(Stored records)
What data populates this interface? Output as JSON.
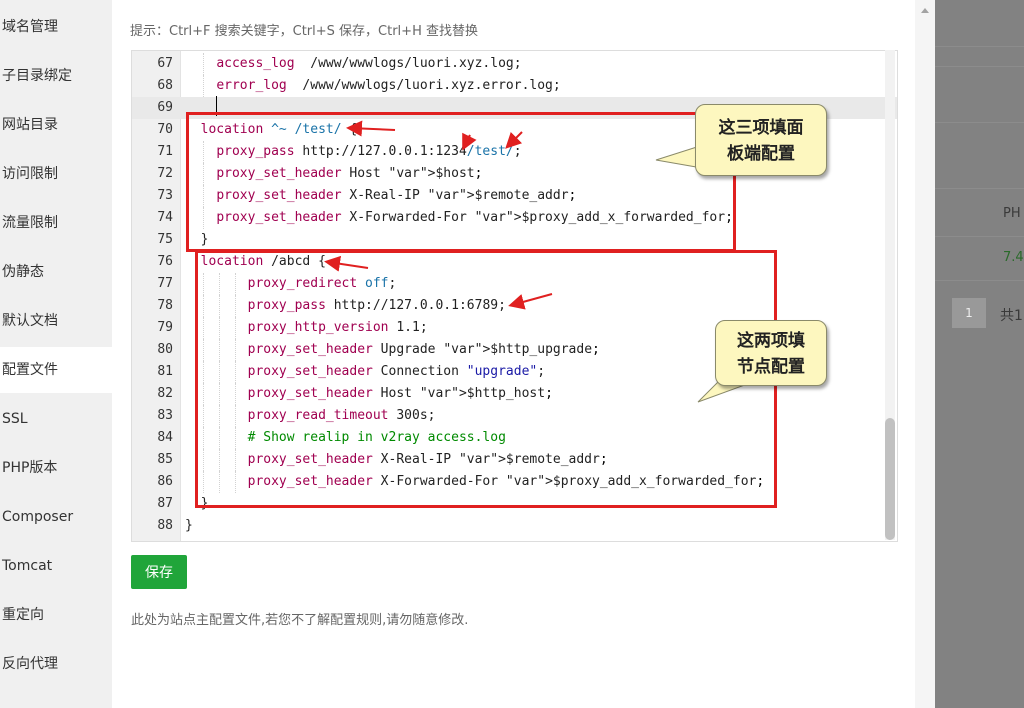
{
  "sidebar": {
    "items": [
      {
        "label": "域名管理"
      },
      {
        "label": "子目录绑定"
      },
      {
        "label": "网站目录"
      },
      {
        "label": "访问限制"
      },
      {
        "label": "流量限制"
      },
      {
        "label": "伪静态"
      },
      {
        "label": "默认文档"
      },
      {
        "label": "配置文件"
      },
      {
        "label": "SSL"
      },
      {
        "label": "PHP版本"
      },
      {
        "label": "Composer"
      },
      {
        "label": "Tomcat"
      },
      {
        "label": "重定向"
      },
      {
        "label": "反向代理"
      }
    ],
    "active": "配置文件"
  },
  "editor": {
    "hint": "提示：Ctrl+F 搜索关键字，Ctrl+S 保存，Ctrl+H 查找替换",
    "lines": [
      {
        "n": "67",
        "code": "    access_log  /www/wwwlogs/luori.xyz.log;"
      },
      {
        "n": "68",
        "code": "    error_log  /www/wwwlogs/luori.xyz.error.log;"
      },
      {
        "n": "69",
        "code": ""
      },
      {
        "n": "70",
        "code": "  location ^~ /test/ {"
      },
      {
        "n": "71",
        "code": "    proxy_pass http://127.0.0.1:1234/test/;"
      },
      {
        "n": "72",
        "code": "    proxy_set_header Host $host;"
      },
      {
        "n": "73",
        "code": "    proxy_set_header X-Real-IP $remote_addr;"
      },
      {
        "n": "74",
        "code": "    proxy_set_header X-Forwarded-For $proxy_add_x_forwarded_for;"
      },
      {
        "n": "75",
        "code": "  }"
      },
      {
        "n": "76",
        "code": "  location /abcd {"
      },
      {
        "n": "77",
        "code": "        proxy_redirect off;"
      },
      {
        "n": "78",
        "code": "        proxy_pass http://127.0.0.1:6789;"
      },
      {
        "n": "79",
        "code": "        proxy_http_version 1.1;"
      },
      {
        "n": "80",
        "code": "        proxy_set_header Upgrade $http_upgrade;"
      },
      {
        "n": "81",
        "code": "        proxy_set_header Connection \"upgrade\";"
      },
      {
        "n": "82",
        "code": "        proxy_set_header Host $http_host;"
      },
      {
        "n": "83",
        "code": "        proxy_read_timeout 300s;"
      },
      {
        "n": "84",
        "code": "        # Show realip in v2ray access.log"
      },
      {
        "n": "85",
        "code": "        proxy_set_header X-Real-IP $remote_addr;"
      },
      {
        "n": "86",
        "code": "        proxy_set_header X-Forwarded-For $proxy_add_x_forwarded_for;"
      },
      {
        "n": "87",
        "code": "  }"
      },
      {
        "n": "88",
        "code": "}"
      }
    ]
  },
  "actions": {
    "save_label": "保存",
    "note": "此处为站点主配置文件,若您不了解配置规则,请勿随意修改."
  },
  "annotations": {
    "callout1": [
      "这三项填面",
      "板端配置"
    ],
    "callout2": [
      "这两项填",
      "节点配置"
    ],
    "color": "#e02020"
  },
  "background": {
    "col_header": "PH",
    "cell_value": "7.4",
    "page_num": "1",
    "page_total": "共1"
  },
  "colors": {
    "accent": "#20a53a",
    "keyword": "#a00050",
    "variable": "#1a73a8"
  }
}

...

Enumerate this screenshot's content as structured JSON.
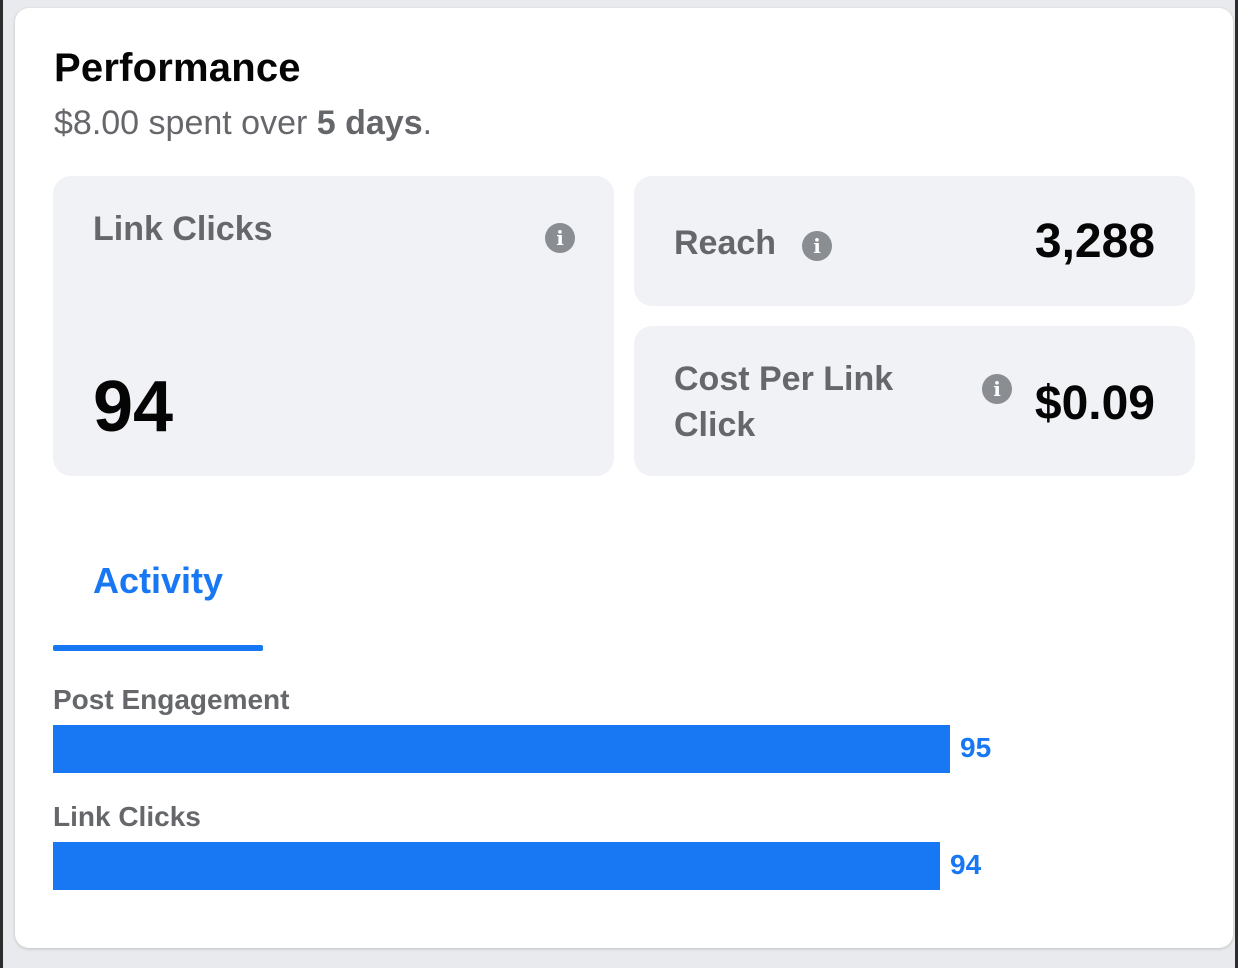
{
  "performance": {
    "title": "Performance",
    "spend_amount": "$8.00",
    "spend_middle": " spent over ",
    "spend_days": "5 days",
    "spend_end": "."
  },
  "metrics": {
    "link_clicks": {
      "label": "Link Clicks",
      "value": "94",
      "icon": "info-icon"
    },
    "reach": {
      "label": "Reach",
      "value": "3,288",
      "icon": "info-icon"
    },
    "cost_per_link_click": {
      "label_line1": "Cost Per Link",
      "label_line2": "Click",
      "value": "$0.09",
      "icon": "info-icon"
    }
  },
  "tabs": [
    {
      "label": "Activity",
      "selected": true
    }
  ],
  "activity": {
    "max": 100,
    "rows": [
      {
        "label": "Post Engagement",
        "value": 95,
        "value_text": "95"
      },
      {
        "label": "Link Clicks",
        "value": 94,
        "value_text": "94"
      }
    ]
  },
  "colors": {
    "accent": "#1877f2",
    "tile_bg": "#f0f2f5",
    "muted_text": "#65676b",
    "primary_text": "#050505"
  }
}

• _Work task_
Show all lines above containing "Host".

• _Result_
        "code": "    proxy_set_header Host $host;"
        "code": "        proxy_set_header Host $http_host;"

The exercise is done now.